BEGIN The records
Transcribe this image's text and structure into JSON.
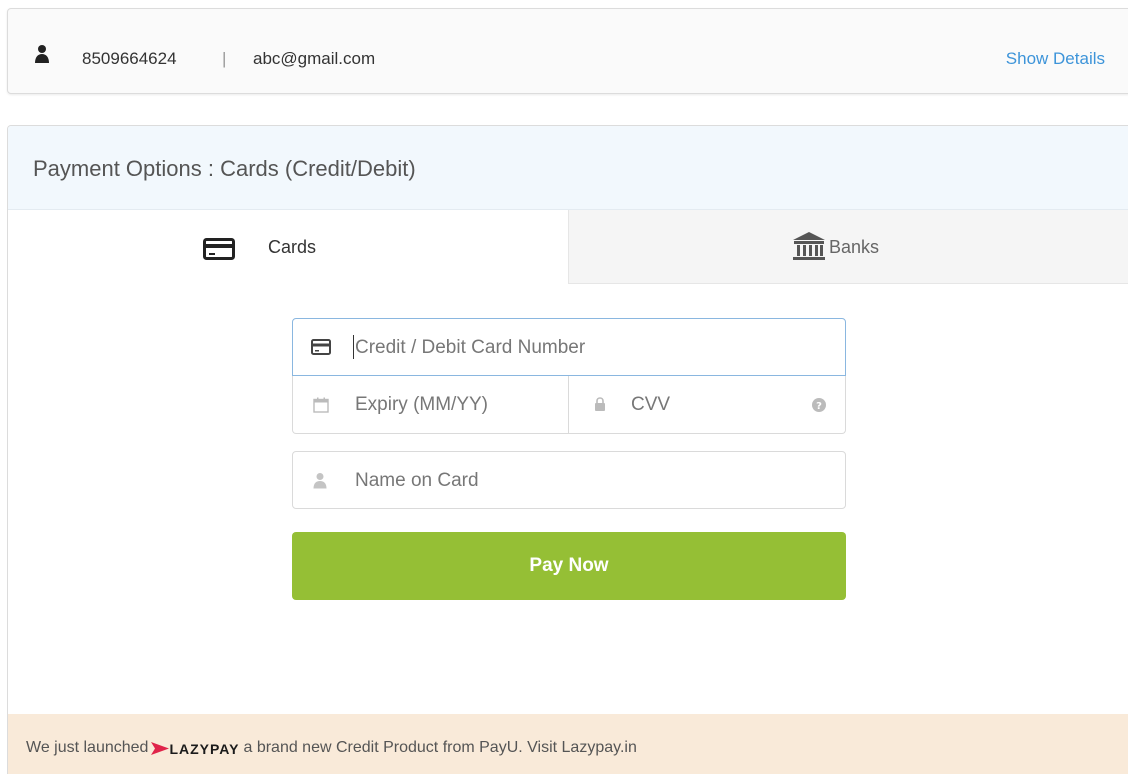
{
  "user": {
    "phone": "8509664624",
    "separator": "|",
    "email": "abc@gmail.com",
    "show_details_label": "Show Details",
    "icon": "user-icon"
  },
  "panel": {
    "title": "Payment Options : Cards (Credit/Debit)"
  },
  "tabs": [
    {
      "label": "Cards",
      "icon": "credit-card-icon",
      "active": true
    },
    {
      "label": "Banks",
      "icon": "bank-icon",
      "active": false
    }
  ],
  "form": {
    "card_number_placeholder": "Credit / Debit Card Number",
    "expiry_placeholder": "Expiry (MM/YY)",
    "cvv_placeholder": "CVV",
    "name_placeholder": "Name on Card",
    "pay_button_label": "Pay Now"
  },
  "promo": {
    "prefix": "We just launched",
    "logo_text": "LAZYPAY",
    "suffix": "a brand new Credit Product from PayU. Visit Lazypay.in"
  },
  "colors": {
    "accent_link": "#3d94d9",
    "pay_button": "#95bf35",
    "header_bg": "#f2f8fd",
    "promo_bg": "#f9ead9",
    "lazypay_logo": "#e0244a"
  }
}
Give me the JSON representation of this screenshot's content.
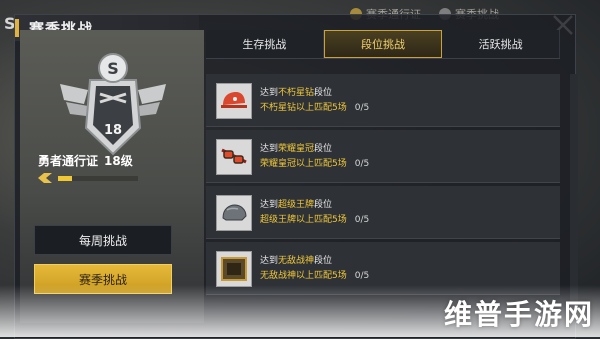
{
  "header": {
    "title": "赛季挑战",
    "top_tabs": [
      {
        "label": "赛季通行证"
      },
      {
        "label": "赛季挑战"
      }
    ]
  },
  "pass": {
    "name": "勇者通行证",
    "level": "18级",
    "emblem_number": "18",
    "emblem_letter": "S",
    "progress_fraction": 0.18
  },
  "buttons": {
    "weekly": "每周挑战",
    "season": "赛季挑战"
  },
  "tabs": [
    {
      "label": "生存挑战",
      "active": false
    },
    {
      "label": "段位挑战",
      "active": true
    },
    {
      "label": "活跃挑战",
      "active": false
    }
  ],
  "challenges": [
    {
      "title_pre": "达到",
      "title_hl": "不朽星钻",
      "title_post": "段位",
      "desc": "不朽星钻以上匹配5场",
      "count": "0/5",
      "icon": "cap-icon"
    },
    {
      "title_pre": "达到",
      "title_hl": "荣耀皇冠",
      "title_post": "段位",
      "desc": "荣耀皇冠以上匹配5场",
      "count": "0/5",
      "icon": "goggles-icon"
    },
    {
      "title_pre": "达到",
      "title_hl": "超级王牌",
      "title_post": "段位",
      "desc": "超级王牌以上匹配5场",
      "count": "0/5",
      "icon": "helmet-icon"
    },
    {
      "title_pre": "达到",
      "title_hl": "无敌战神",
      "title_post": "段位",
      "desc": "无敌战神以上匹配5场",
      "count": "0/5",
      "icon": "frame-icon"
    }
  ],
  "watermark": "维普手游网",
  "colors": {
    "accent": "#e6b93a",
    "highlight": "#f2c93a"
  }
}
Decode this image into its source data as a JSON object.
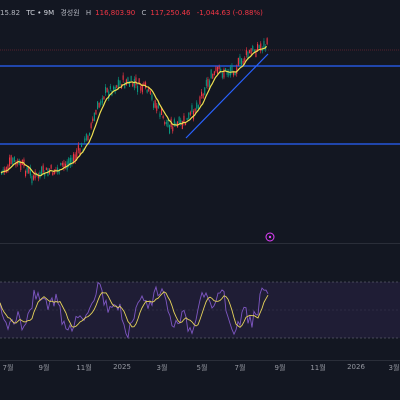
{
  "header": {
    "title": "TC • 9M",
    "extra": "경성원",
    "h_label": "H",
    "h_value": "116,803.90",
    "c_label": "C",
    "c_value": "117,250.46",
    "change": "-1,044.63 (-0.88%)",
    "prefix": "15.82"
  },
  "colors": {
    "background": "#131722",
    "channel_lines": "#2962ff",
    "trend_line": "#2962ff",
    "candle_up": "#089981",
    "candle_down": "#f23645",
    "moving_average": "#f0e050",
    "rsi_line": "#7e57c2",
    "rsi_fill": "#2a2345",
    "alert_marker": "#e040fb"
  },
  "rsi": {
    "ma_color": "#e6d35a"
  },
  "x_axis": {
    "labels": [
      "7월",
      "9월",
      "11월",
      "2025",
      "3월",
      "5월",
      "7월",
      "9월",
      "11월",
      "2026",
      "3월"
    ]
  }
}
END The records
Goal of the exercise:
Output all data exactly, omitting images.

Written response:
Transcribe this image's text and structure into JSON.
{
  "user": {
    "phone": "8509664624",
    "separator": "|",
    "email": "abc@gmail.com",
    "show_details_label": "Show Details",
    "icon": "user-icon"
  },
  "panel": {
    "title": "Payment Options : Cards (Credit/Debit)"
  },
  "tabs": [
    {
      "label": "Cards",
      "icon": "credit-card-icon",
      "active": true
    },
    {
      "label": "Banks",
      "icon": "bank-icon",
      "active": false
    }
  ],
  "form": {
    "card_number_placeholder": "Credit / Debit Card Number",
    "expiry_placeholder": "Expiry (MM/YY)",
    "cvv_placeholder": "CVV",
    "name_placeholder": "Name on Card",
    "pay_button_label": "Pay Now"
  },
  "promo": {
    "prefix": "We just launched",
    "logo_text": "LAZYPAY",
    "suffix": "a brand new Credit Product from PayU. Visit Lazypay.in"
  },
  "colors": {
    "accent_link": "#3d94d9",
    "pay_button": "#95bf35",
    "header_bg": "#f2f8fd",
    "promo_bg": "#f9ead9",
    "lazypay_logo": "#e0244a"
  }
}
Give me the JSON representation of this screenshot's content.
{
  "header": {
    "title": "赛季挑战",
    "top_tabs": [
      {
        "label": "赛季通行证"
      },
      {
        "label": "赛季挑战"
      }
    ]
  },
  "pass": {
    "name": "勇者通行证",
    "level": "18级",
    "emblem_number": "18",
    "emblem_letter": "S",
    "progress_fraction": 0.18
  },
  "buttons": {
    "weekly": "每周挑战",
    "season": "赛季挑战"
  },
  "tabs": [
    {
      "label": "生存挑战",
      "active": false
    },
    {
      "label": "段位挑战",
      "active": true
    },
    {
      "label": "活跃挑战",
      "active": false
    }
  ],
  "challenges": [
    {
      "title_pre": "达到",
      "title_hl": "不朽星钻",
      "title_post": "段位",
      "desc": "不朽星钻以上匹配5场",
      "count": "0/5",
      "icon": "cap-icon"
    },
    {
      "title_pre": "达到",
      "title_hl": "荣耀皇冠",
      "title_post": "段位",
      "desc": "荣耀皇冠以上匹配5场",
      "count": "0/5",
      "icon": "goggles-icon"
    },
    {
      "title_pre": "达到",
      "title_hl": "超级王牌",
      "title_post": "段位",
      "desc": "超级王牌以上匹配5场",
      "count": "0/5",
      "icon": "helmet-icon"
    },
    {
      "title_pre": "达到",
      "title_hl": "无敌战神",
      "title_post": "段位",
      "desc": "无敌战神以上匹配5场",
      "count": "0/5",
      "icon": "frame-icon"
    }
  ],
  "watermark": "维普手游网",
  "colors": {
    "accent": "#e6b93a",
    "highlight": "#f2c93a"
  }
}
Decode this image into its source data as a JSON object.
{
  "header": {
    "title": "TC • 9M",
    "extra": "경성원",
    "h_label": "H",
    "h_value": "116,803.90",
    "c_label": "C",
    "c_value": "117,250.46",
    "change": "-1,044.63 (-0.88%)",
    "prefix": "15.82"
  },
  "colors": {
    "background": "#131722",
    "channel_lines": "#2962ff",
    "trend_line": "#2962ff",
    "candle_up": "#089981",
    "candle_down": "#f23645",
    "moving_average": "#f0e050",
    "rsi_line": "#7e57c2",
    "rsi_fill": "#2a2345",
    "alert_marker": "#e040fb"
  },
  "rsi": {
    "ma_color": "#e6d35a"
  },
  "x_axis": {
    "labels": [
      "7월",
      "9월",
      "11월",
      "2025",
      "3월",
      "5월",
      "7월",
      "9월",
      "11월",
      "2026",
      "3월"
    ]
  }
}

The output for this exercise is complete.